*** The data Section Begins ***

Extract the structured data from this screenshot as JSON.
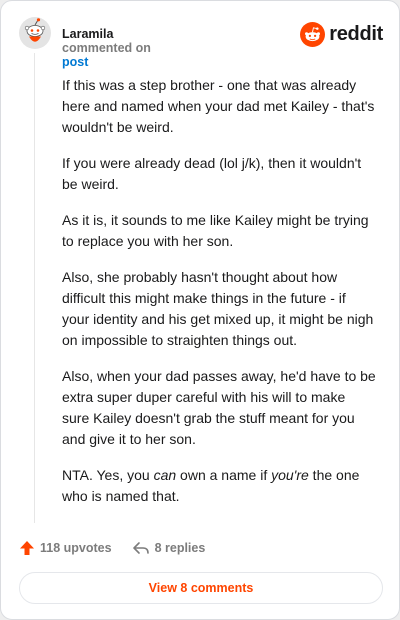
{
  "header": {
    "username": "Laramila",
    "action_text": "commented on",
    "target": "post",
    "brand": "reddit"
  },
  "comment": {
    "paragraphs": [
      "If this was a step brother - one that was already here and named when your dad met Kailey - that's wouldn't be weird.",
      "If you were already dead (lol j/k), then it wouldn't be weird.",
      "As it is, it sounds to me like Kailey might be trying to replace you with her son.",
      "Also, she probably hasn't thought about how difficult this might make things in the future - if your identity and his get mixed up, it might be nigh on impossible to straighten things out.",
      "Also, when your dad passes away, he'd have to be extra super duper careful with his will to make sure Kailey doesn't grab the stuff meant for you and give it to her son."
    ],
    "last_paragraph": {
      "part1": "NTA. Yes, you ",
      "em1": "can",
      "part2": " own a name if ",
      "em2": "you're",
      "part3": " the one who is named that."
    }
  },
  "actions": {
    "upvotes": "118 upvotes",
    "replies": "8 replies"
  },
  "view_button": "View 8 comments",
  "colors": {
    "accent": "#ff4500",
    "link": "#0079d3",
    "muted": "#7c7c7c"
  }
}
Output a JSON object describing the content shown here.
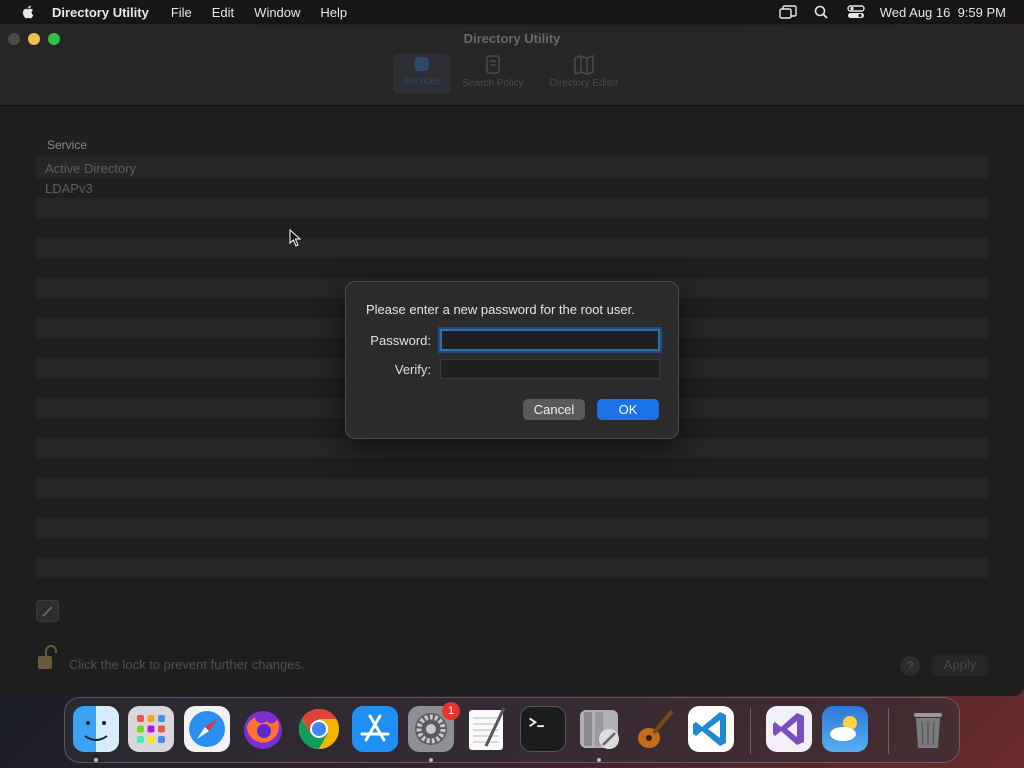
{
  "menubar": {
    "app_name": "Directory Utility",
    "menus": [
      "File",
      "Edit",
      "Window",
      "Help"
    ],
    "datetime": "Wed Aug 16  9:59 PM",
    "icons": [
      "screen-mirroring-icon",
      "spotlight-icon",
      "control-center-icon"
    ]
  },
  "window": {
    "title": "Directory Utility",
    "toolbar": {
      "tabs": [
        {
          "label": "Services",
          "icon": "services-icon",
          "selected": true
        },
        {
          "label": "Search Policy",
          "icon": "search-policy-icon",
          "selected": false
        },
        {
          "label": "Directory Editor",
          "icon": "directory-editor-icon",
          "selected": false
        }
      ]
    },
    "table": {
      "header": "Service",
      "rows": [
        "Active Directory",
        "LDAPv3"
      ]
    },
    "footer": {
      "lock_text": "Click the lock to prevent further changes.",
      "help_label": "?",
      "apply_label": "Apply"
    }
  },
  "dialog": {
    "message": "Please enter a new password for the root user.",
    "password_label": "Password:",
    "password_value": "",
    "verify_label": "Verify:",
    "verify_value": "",
    "cancel_label": "Cancel",
    "ok_label": "OK"
  },
  "dock": {
    "apps": [
      {
        "name": "Finder",
        "running": true
      },
      {
        "name": "Launchpad",
        "running": false
      },
      {
        "name": "Safari",
        "running": false
      },
      {
        "name": "Firefox",
        "running": false
      },
      {
        "name": "Chrome",
        "running": false
      },
      {
        "name": "App Store",
        "running": false
      },
      {
        "name": "System Settings",
        "running": true,
        "badge": "1"
      },
      {
        "name": "TextEdit",
        "running": false
      },
      {
        "name": "Terminal",
        "running": false
      },
      {
        "name": "Directory Utility",
        "running": true
      },
      {
        "name": "GarageBand",
        "running": false
      },
      {
        "name": "Visual Studio Code",
        "running": false
      },
      {
        "name": "Visual Studio",
        "running": false
      },
      {
        "name": "Weather",
        "running": false
      },
      {
        "name": "Trash",
        "running": false
      }
    ]
  },
  "colors": {
    "accent": "#1a73e8",
    "badge": "#e8322b",
    "focus_ring": "#2f6ea8"
  }
}
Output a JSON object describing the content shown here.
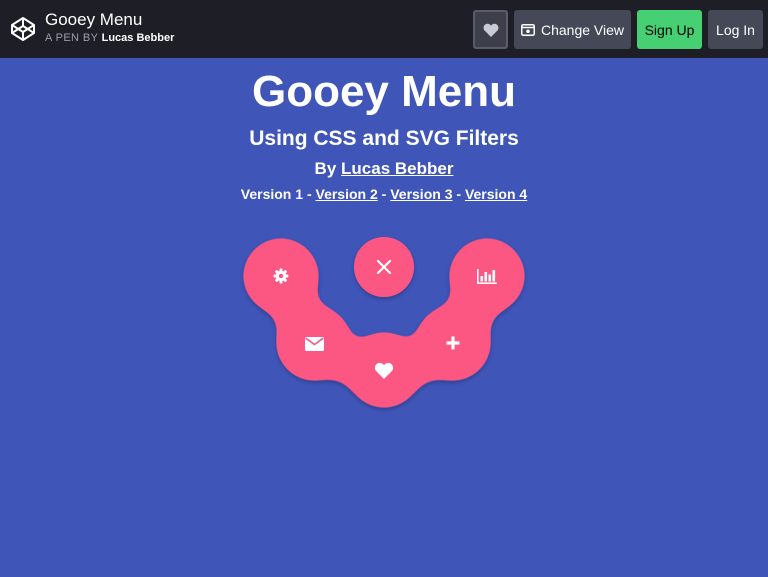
{
  "topbar": {
    "pen_title": "Gooey Menu",
    "pen_prefix": "A PEN BY",
    "pen_author": "Lucas Bebber",
    "heart_icon": "heart-icon",
    "change_view_icon": "window-icon",
    "change_view_label": "Change View",
    "signup_label": "Sign Up",
    "login_label": "Log In"
  },
  "header": {
    "title": "Gooey Menu",
    "subtitle": "Using CSS and SVG Filters",
    "by_prefix": "By",
    "author_link": "Lucas Bebber",
    "versions": [
      {
        "label": "Version 1",
        "link": false
      },
      {
        "label": "Version 2",
        "link": true
      },
      {
        "label": "Version 3",
        "link": true
      },
      {
        "label": "Version 4",
        "link": true
      }
    ],
    "separator": "-"
  },
  "menu": {
    "items": [
      {
        "icon": "gear-icon"
      },
      {
        "icon": "close-icon"
      },
      {
        "icon": "bar-chart-icon"
      },
      {
        "icon": "envelope-icon"
      },
      {
        "icon": "heart-icon"
      },
      {
        "icon": "plus-icon"
      }
    ]
  },
  "colors": {
    "background": "#3f55b8",
    "topbar": "#1e1f26",
    "menu_pink": "#fc5683",
    "signup_green": "#47cf73",
    "button_gray": "#444857"
  }
}
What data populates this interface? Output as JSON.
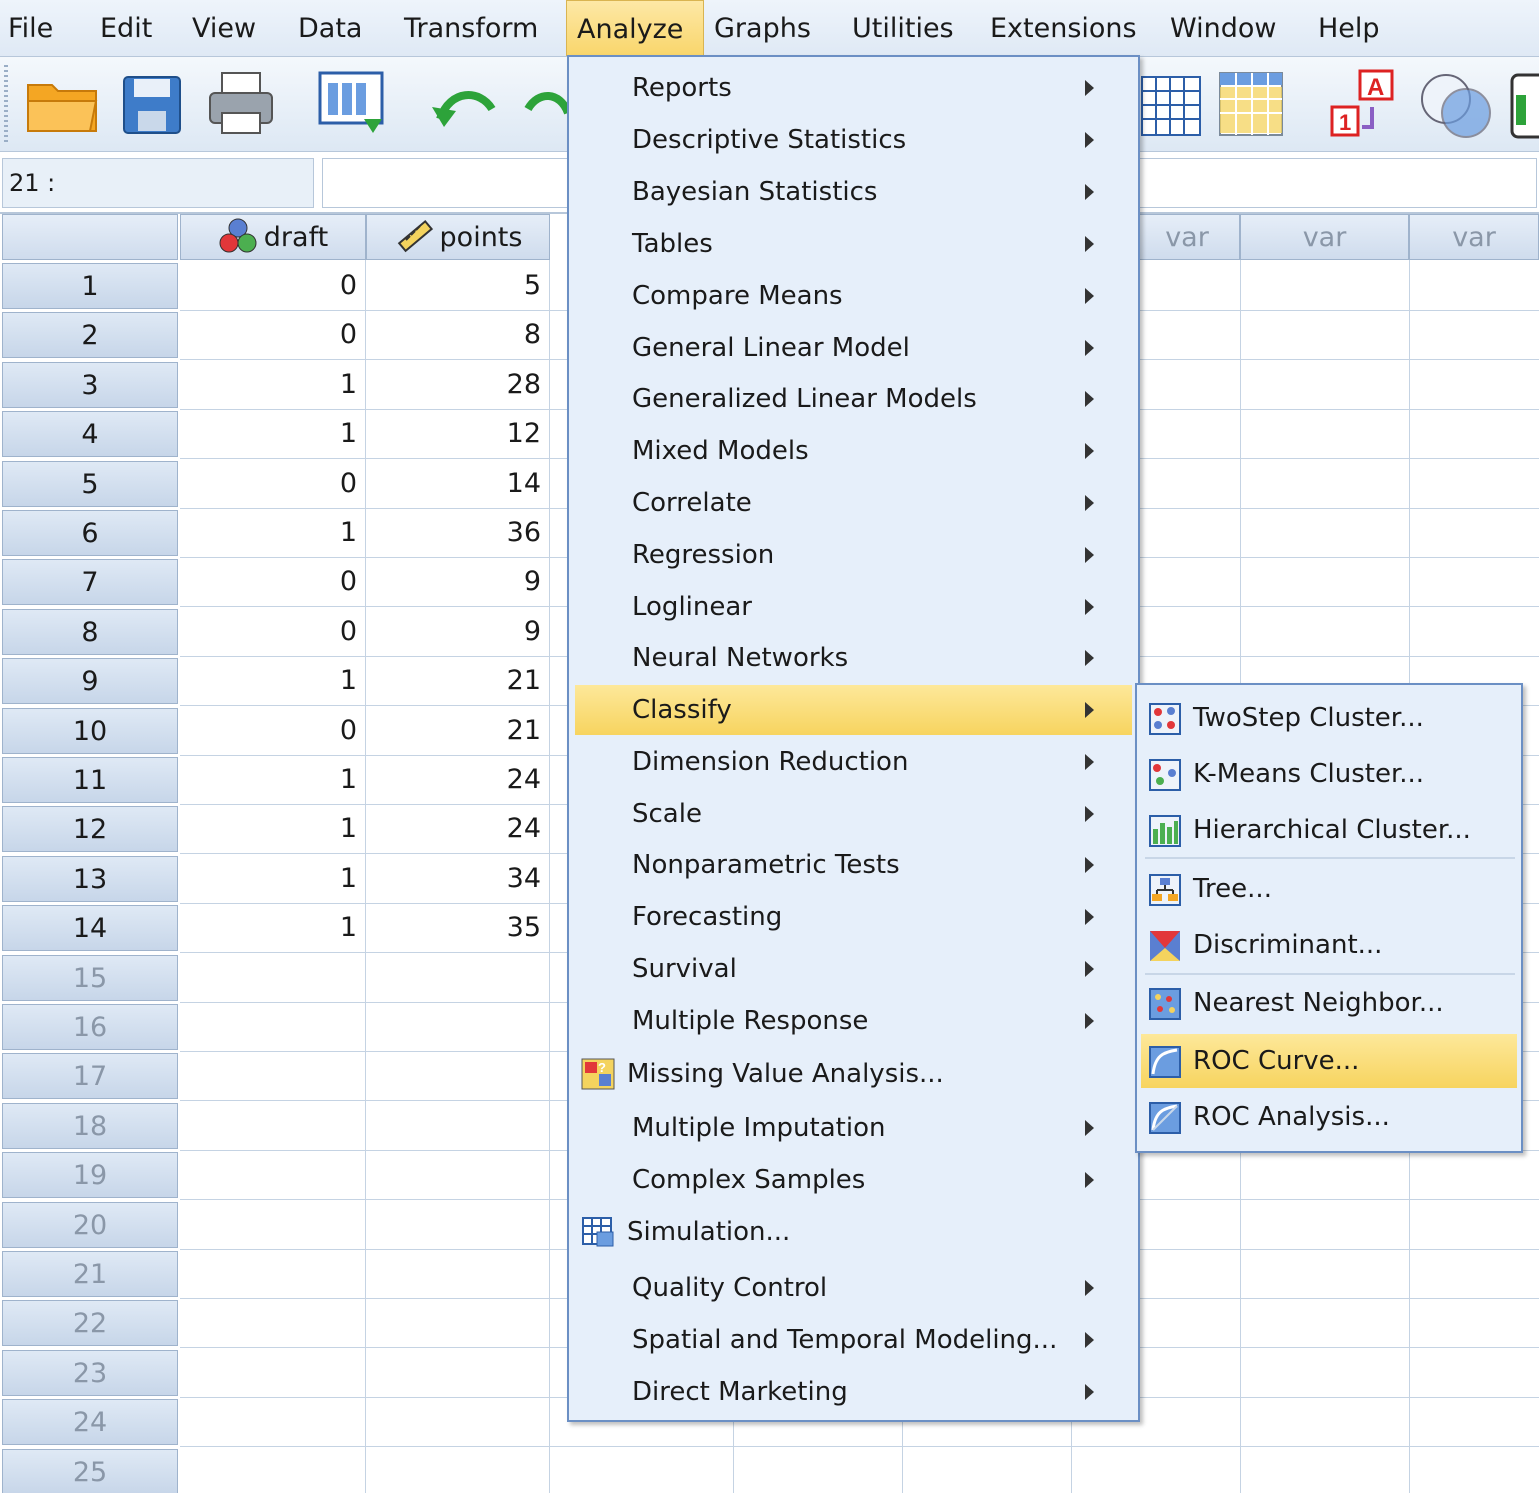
{
  "menubar": [
    "File",
    "Edit",
    "View",
    "Data",
    "Transform",
    "Analyze",
    "Graphs",
    "Utilities",
    "Extensions",
    "Window",
    "Help"
  ],
  "active_menu": "Analyze",
  "toolbar": {
    "icons": [
      "open-folder-icon",
      "save-icon",
      "print-icon",
      "recall-dialog-icon",
      "undo-icon",
      "redo-icon",
      "goto-case-icon",
      "goto-variable-icon",
      "value-labels-icon",
      "use-sets-icon"
    ]
  },
  "cell_editor": {
    "ref": "21 :",
    "value": ""
  },
  "grid": {
    "columns": [
      {
        "name": "draft",
        "type": "nominal"
      },
      {
        "name": "points",
        "type": "scale"
      },
      {
        "name": "var"
      },
      {
        "name": "var"
      },
      {
        "name": "var"
      }
    ],
    "rows": [
      "1",
      "2",
      "3",
      "4",
      "5",
      "6",
      "7",
      "8",
      "9",
      "10",
      "11",
      "12",
      "13",
      "14",
      "15",
      "16",
      "17",
      "18",
      "19",
      "20",
      "21",
      "22",
      "23",
      "24",
      "25"
    ],
    "data": [
      [
        "0",
        "5"
      ],
      [
        "0",
        "8"
      ],
      [
        "1",
        "28"
      ],
      [
        "1",
        "12"
      ],
      [
        "0",
        "14"
      ],
      [
        "1",
        "36"
      ],
      [
        "0",
        "9"
      ],
      [
        "0",
        "9"
      ],
      [
        "1",
        "21"
      ],
      [
        "0",
        "21"
      ],
      [
        "1",
        "24"
      ],
      [
        "1",
        "24"
      ],
      [
        "1",
        "34"
      ],
      [
        "1",
        "35"
      ]
    ]
  },
  "analyze_menu": [
    {
      "label": "Reports",
      "submenu": true
    },
    {
      "label": "Descriptive Statistics",
      "submenu": true
    },
    {
      "label": "Bayesian Statistics",
      "submenu": true
    },
    {
      "label": "Tables",
      "submenu": true
    },
    {
      "label": "Compare Means",
      "submenu": true
    },
    {
      "label": "General Linear Model",
      "submenu": true
    },
    {
      "label": "Generalized Linear Models",
      "submenu": true
    },
    {
      "label": "Mixed Models",
      "submenu": true
    },
    {
      "label": "Correlate",
      "submenu": true
    },
    {
      "label": "Regression",
      "submenu": true
    },
    {
      "label": "Loglinear",
      "submenu": true
    },
    {
      "label": "Neural Networks",
      "submenu": true
    },
    {
      "label": "Classify",
      "submenu": true,
      "highlighted": true
    },
    {
      "label": "Dimension Reduction",
      "submenu": true
    },
    {
      "label": "Scale",
      "submenu": true
    },
    {
      "label": "Nonparametric Tests",
      "submenu": true
    },
    {
      "label": "Forecasting",
      "submenu": true
    },
    {
      "label": "Survival",
      "submenu": true
    },
    {
      "label": "Multiple Response",
      "submenu": true
    },
    {
      "label": "Missing Value Analysis...",
      "submenu": false,
      "icon": "missing-value-icon"
    },
    {
      "label": "Multiple Imputation",
      "submenu": true
    },
    {
      "label": "Complex Samples",
      "submenu": true
    },
    {
      "label": "Simulation...",
      "submenu": false,
      "icon": "simulation-icon"
    },
    {
      "label": "Quality Control",
      "submenu": true
    },
    {
      "label": "Spatial and Temporal Modeling...",
      "submenu": true
    },
    {
      "label": "Direct Marketing",
      "submenu": true
    }
  ],
  "classify_submenu": [
    {
      "label": "TwoStep Cluster...",
      "icon": "twostep-cluster-icon"
    },
    {
      "label": "K-Means Cluster...",
      "icon": "kmeans-cluster-icon"
    },
    {
      "label": "Hierarchical Cluster...",
      "icon": "hierarchical-cluster-icon"
    },
    {
      "label": "Tree...",
      "icon": "tree-icon"
    },
    {
      "label": "Discriminant...",
      "icon": "discriminant-icon"
    },
    {
      "label": "Nearest Neighbor...",
      "icon": "nearest-neighbor-icon"
    },
    {
      "label": "ROC Curve...",
      "icon": "roc-curve-icon",
      "highlighted": true
    },
    {
      "label": "ROC Analysis...",
      "icon": "roc-analysis-icon"
    }
  ],
  "colors": {
    "highlight": "#f9d66c",
    "menu_bg": "#e6effa",
    "menu_border": "#6b8fc4",
    "header_bg": "#cfdced"
  }
}
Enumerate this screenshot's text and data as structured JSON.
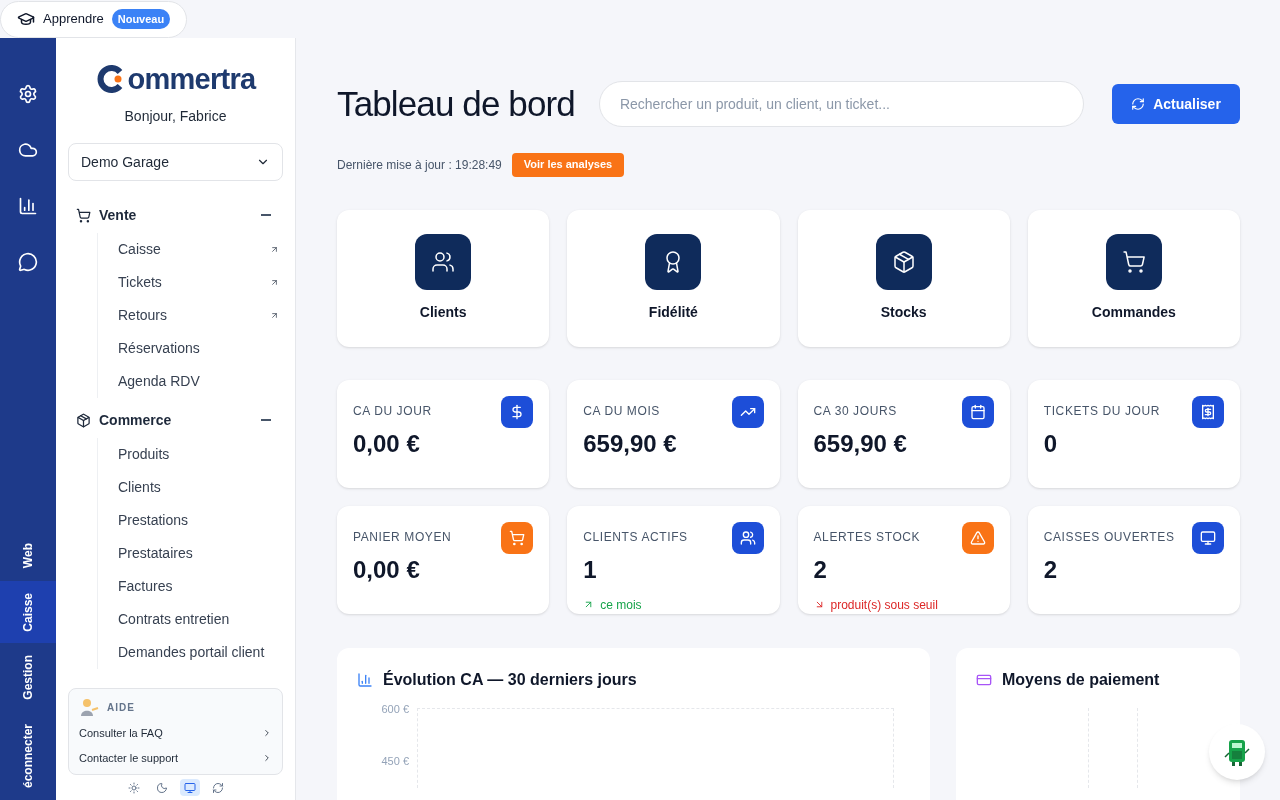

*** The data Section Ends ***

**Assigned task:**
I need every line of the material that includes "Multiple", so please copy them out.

**Answer area:**
      "label": "Multiple Response",
      "label": "Multiple Imputation",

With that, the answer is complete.